*** Input data Section Begins ***

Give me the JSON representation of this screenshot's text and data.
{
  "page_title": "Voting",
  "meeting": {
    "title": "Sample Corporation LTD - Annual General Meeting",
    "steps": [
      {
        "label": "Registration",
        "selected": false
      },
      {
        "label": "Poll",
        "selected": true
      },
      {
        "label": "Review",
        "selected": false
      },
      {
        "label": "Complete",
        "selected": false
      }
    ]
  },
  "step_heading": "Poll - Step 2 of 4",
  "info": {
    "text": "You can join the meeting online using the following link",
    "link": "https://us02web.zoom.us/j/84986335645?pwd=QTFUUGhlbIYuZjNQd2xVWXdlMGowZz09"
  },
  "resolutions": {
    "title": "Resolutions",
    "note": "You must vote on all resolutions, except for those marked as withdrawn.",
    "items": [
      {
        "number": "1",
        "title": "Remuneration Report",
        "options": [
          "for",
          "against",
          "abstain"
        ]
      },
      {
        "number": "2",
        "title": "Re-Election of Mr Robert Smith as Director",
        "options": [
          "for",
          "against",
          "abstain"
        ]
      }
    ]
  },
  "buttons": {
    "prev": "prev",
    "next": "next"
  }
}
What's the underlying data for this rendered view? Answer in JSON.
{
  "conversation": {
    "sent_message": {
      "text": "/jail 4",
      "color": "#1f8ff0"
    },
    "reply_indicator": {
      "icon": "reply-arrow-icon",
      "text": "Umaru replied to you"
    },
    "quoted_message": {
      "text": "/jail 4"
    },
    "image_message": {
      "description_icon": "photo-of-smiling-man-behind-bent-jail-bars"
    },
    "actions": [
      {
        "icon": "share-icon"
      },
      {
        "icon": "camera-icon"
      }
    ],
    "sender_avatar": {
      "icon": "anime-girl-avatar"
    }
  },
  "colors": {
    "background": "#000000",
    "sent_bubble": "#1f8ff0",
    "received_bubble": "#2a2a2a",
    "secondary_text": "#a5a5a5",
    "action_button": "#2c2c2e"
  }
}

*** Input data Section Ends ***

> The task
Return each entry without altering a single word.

> Reply
Give me the JSON representation of this screenshot's text and data.
{
  "page_title": "Voting",
  "meeting": {
    "title": "Sample Corporation LTD - Annual General Meeting",
    "steps": [
      {
        "label": "Registration",
        "selected": false
      },
      {
        "label": "Poll",
        "selected": true
      },
      {
        "label": "Review",
        "selected": false
      },
      {
        "label": "Complete",
        "selected": false
      }
    ]
  },
  "step_heading": "Poll - Step 2 of 4",
  "info": {
    "text": "You can join the meeting online using the following link",
    "link": "https://us02web.zoom.us/j/84986335645?pwd=QTFUUGhlbIYuZjNQd2xVWXdlMGowZz09"
  },
  "resolutions": {
    "title": "Resolutions",
    "note": "You must vote on all resolutions, except for those marked as withdrawn.",
    "items": [
      {
        "number": "1",
        "title": "Remuneration Report",
        "options": [
          "for",
          "against",
          "abstain"
        ]
      },
      {
        "number": "2",
        "title": "Re-Election of Mr Robert Smith as Director",
        "options": [
          "for",
          "against",
          "abstain"
        ]
      }
    ]
  },
  "buttons": {
    "prev": "prev",
    "next": "next"
  }
}
What's the underlying data for this rendered view? Answer in JSON.
{
  "conversation": {
    "sent_message": {
      "text": "/jail 4",
      "color": "#1f8ff0"
    },
    "reply_indicator": {
      "icon": "reply-arrow-icon",
      "text": "Umaru replied to you"
    },
    "quoted_message": {
      "text": "/jail 4"
    },
    "image_message": {
      "description_icon": "photo-of-smiling-man-behind-bent-jail-bars"
    },
    "actions": [
      {
        "icon": "share-icon"
      },
      {
        "icon": "camera-icon"
      }
    ],
    "sender_avatar": {
      "icon": "anime-girl-avatar"
    }
  },
  "colors": {
    "background": "#000000",
    "sent_bubble": "#1f8ff0",
    "received_bubble": "#2a2a2a",
    "secondary_text": "#a5a5a5",
    "action_button": "#2c2c2e"
  }
}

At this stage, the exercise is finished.